But the federal government then imports about 1.1 million legal immigrants and refreshes a resident population of roughly 1.5 million white-collar visa workers — including approximately one million H-1B workers — and approximately 500,000 blue-collar visa workers.
The government also prints out more than one million work permits for foreigners, tolerates about eight million illegal workers, and does not punish companies for employing the hundreds of thousands of illegal migrants who sneak across the border or overstay their legal visas each year.
This policy of inflating the labor supply boosts economic growth for investors because it ensures that employers do not have to compete for American workers by offering higher wages and better working conditions.
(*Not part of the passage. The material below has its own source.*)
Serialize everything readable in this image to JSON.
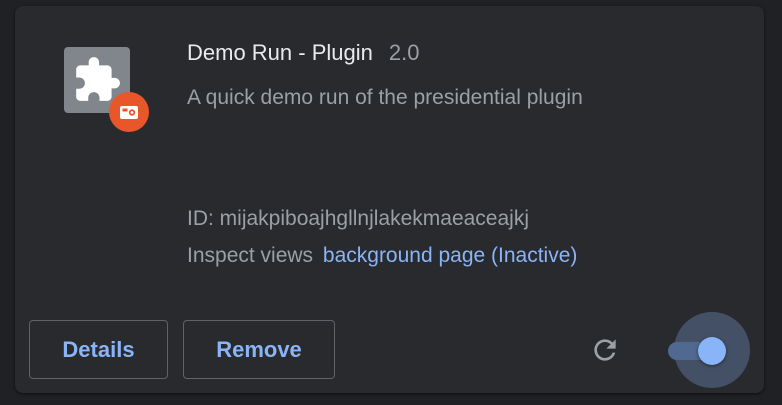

This policy of flooding the market with cheap, foreign, white-collar graduates and blue-collar labor also shifts enormous wealth from young employees towards older investors, even as it also widens wealth gaps, reduces high-tech investment, increases state and local tax burdens, and hurts children’s schools and college educations. It also pushes Americans away from high-tech careers and sidelines millions of marginalized Americans, including many who are now struggling with fentanyl addictions. The labor policy also moves business investment and wealth from the heartland to the coastal cities, explodes rents and housing costs, shrivels real estate values in the Midwest, and rewards investors for creating low-tech, labor-intensive workplaces.